Would you please repeat the data that follows, exactly as it reads?

(Records from a dataset)
★ ★ ★

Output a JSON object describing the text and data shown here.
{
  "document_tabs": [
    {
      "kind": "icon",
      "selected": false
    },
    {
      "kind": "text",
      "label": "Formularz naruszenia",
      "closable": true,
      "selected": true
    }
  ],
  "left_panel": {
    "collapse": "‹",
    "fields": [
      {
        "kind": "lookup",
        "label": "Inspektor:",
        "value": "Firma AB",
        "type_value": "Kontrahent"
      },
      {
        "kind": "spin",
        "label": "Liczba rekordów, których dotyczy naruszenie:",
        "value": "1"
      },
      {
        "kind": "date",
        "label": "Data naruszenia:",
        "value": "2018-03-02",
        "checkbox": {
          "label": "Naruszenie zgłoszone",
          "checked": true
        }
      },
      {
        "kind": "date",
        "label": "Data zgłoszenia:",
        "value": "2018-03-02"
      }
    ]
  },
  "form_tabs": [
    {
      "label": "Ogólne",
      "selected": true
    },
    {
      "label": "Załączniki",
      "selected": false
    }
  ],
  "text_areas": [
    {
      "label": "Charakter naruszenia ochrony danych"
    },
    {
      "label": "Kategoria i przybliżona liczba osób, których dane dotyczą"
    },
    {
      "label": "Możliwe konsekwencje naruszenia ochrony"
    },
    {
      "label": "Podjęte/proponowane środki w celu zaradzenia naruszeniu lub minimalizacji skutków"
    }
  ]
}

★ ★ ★

▶ [RESULT OF THE TASK]:
Output a JSON object describing the text and data shown here.
{
  "document_tabs": [
    {
      "kind": "icon",
      "selected": false
    },
    {
      "kind": "text",
      "label": "Formularz naruszenia",
      "closable": true,
      "selected": true
    }
  ],
  "left_panel": {
    "collapse": "‹",
    "fields": [
      {
        "kind": "lookup",
        "label": "Inspektor:",
        "value": "Firma AB",
        "type_value": "Kontrahent"
      },
      {
        "kind": "spin",
        "label": "Liczba rekordów, których dotyczy naruszenie:",
        "value": "1"
      },
      {
        "kind": "date",
        "label": "Data naruszenia:",
        "value": "2018-03-02",
        "checkbox": {
          "label": "Naruszenie zgłoszone",
          "checked": true
        }
      },
      {
        "kind": "date",
        "label": "Data zgłoszenia:",
        "value": "2018-03-02"
      }
    ]
  },
  "form_tabs": [
    {
      "label": "Ogólne",
      "selected": true
    },
    {
      "label": "Załączniki",
      "selected": false
    }
  ],
  "text_areas": [
    {
      "label": "Charakter naruszenia ochrony danych"
    },
    {
      "label": "Kategoria i przybliżona liczba osób, których dane dotyczą"
    },
    {
      "label": "Możliwe konsekwencje naruszenia ochrony"
    },
    {
      "label": "Podjęte/proponowane środki w celu zaradzenia naruszeniu lub minimalizacji skutków"
    }
  ]
}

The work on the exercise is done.